On accomplishments he's right there with Maddux, maybe he even a touch ahead. But the "not guilty" court ruling means nothing beyond the fact that his lawyers picked some dumb-as-a-doorknob jurors. Let's not forget he was the biggest star of the Mitchell Report, not only in name but deed. Last half of his career -- after the "twilight" -- looks like one big fish tale.
21. Mark McGwire
Worthy on merit, of course (and I don't want to hear he wasn't a great defender, as he played a very solid first base). He lifted baseball on his back with his home-run exploits. The .588 career slugging percentage is crazy good, but of course there's very likely only one reason he turned for the second half of his career from Jay Buhner to Babe Ruth.
22. Rafael Palmeiro
Also easily worthy on the numbers, as the 3,000 hits/500 homers combo couldn't be ignored even if he wasn't a perennial MVP type. No matter, it's still hard to get past the over-the-top finger-pointing falsehood before Congress, followed by the failed test.
Hall of Extremely Good
23. Luis Gonzalez
Had some big numbers and a very big moment. Nice career, but not quite.
24. Moises Alou
Excellent hitter whose career was symmetrically very close to the equal of father Felipe (if anything, Moises actually has a slight offensive edge). Had a .303 career average and a .516 slugging percentage. Stats also are pretty comparable to Martinez (332 homers, 1,287 RBI, .303), though Martinez walked a lot more and gets way more Fame buzz.
25. Hideo Nomo
Trendsetting pitcher could have a case -- though not quite here. Made a greater impact than most realize.
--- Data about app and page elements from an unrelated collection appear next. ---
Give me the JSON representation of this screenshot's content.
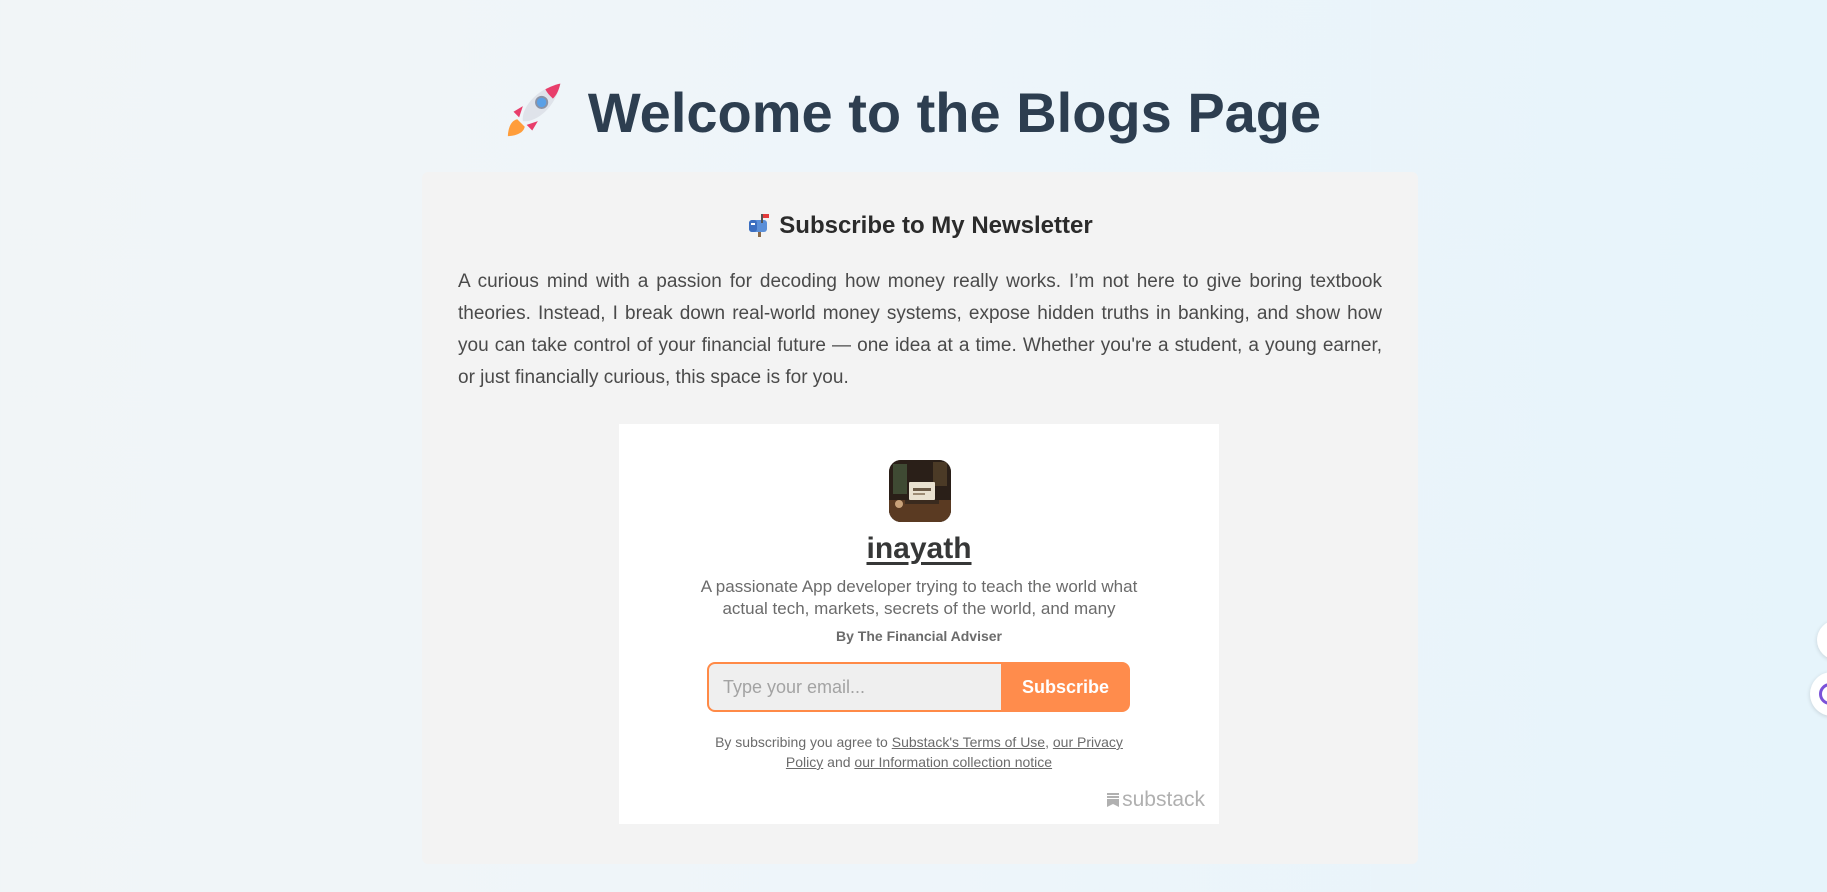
{
  "page": {
    "title": "Welcome to the Blogs Page",
    "title_icon": "rocket-icon"
  },
  "newsletter": {
    "heading": "Subscribe to My Newsletter",
    "heading_icon": "mailbox-icon",
    "description": "A curious mind with a passion for decoding how money really works. I’m not here to give boring textbook theories. Instead, I break down real-world money systems, expose hidden truths in banking, and show how you can take control of your financial future — one idea at a time. Whether you're a student, a young earner, or just financially curious, this space is for you."
  },
  "embed": {
    "publication_name": "inayath",
    "publication_description": "A passionate App developer trying to teach the world what actual tech, markets, secrets of the world, and many",
    "author_line": "By The Financial Adviser",
    "email_placeholder": "Type your email...",
    "subscribe_label": "Subscribe",
    "terms": {
      "prefix": "By subscribing you agree to ",
      "terms_link": "Substack's Terms of Use",
      "comma": ", ",
      "privacy_link": "our Privacy Policy",
      "and": " and ",
      "notice_link": "our Information collection notice"
    },
    "brand": "substack"
  },
  "colors": {
    "accent": "#ff8c4c",
    "title": "#2d3e50",
    "card_bg": "#f3f3f3",
    "widget_ring": "#7b52d8"
  }
}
Led both leagues in strikeouts and threw two no-hitters.
26. Kenny Rogers
Converted outfielder had exceptional career, including a perfect game, huge 2006 postseason and 219 victories.
Hall of Very Good
27. Richie Sexson
Big power guy fell off in Seattle yet he maintained a career .507 slugging percentage.
28. Sean Casey
One of the nicest guys to play baseball, and a career .300 hitter to boot.
29. Ray Durham
Very solid and productive Chisox who scored at least 100 runs six straight seasons.
30. Armando Benitez
Fireballing closer saved a lot of games (289 to be exact). Not a Hall of Famer by any stretch, however.
31. Jacque Jones
One of better players on some good Twins teams.
32. J.T. Snow
Smooth defender had nice career.
33. Paul LoDuca
Four-time All-Star as catcher who could hit
34. Todd Jones
Racked up a lot more saves (319) than you think
35. Mike Timlin
Very good reliever, but like the nine other names on the "Very Good" list, no one could reasonably consider him a Hall of Famer.
36. Eric Gagne
Had perhaps greatest year ever for a reliever, though George Mitchell uncovered the precise reason for that.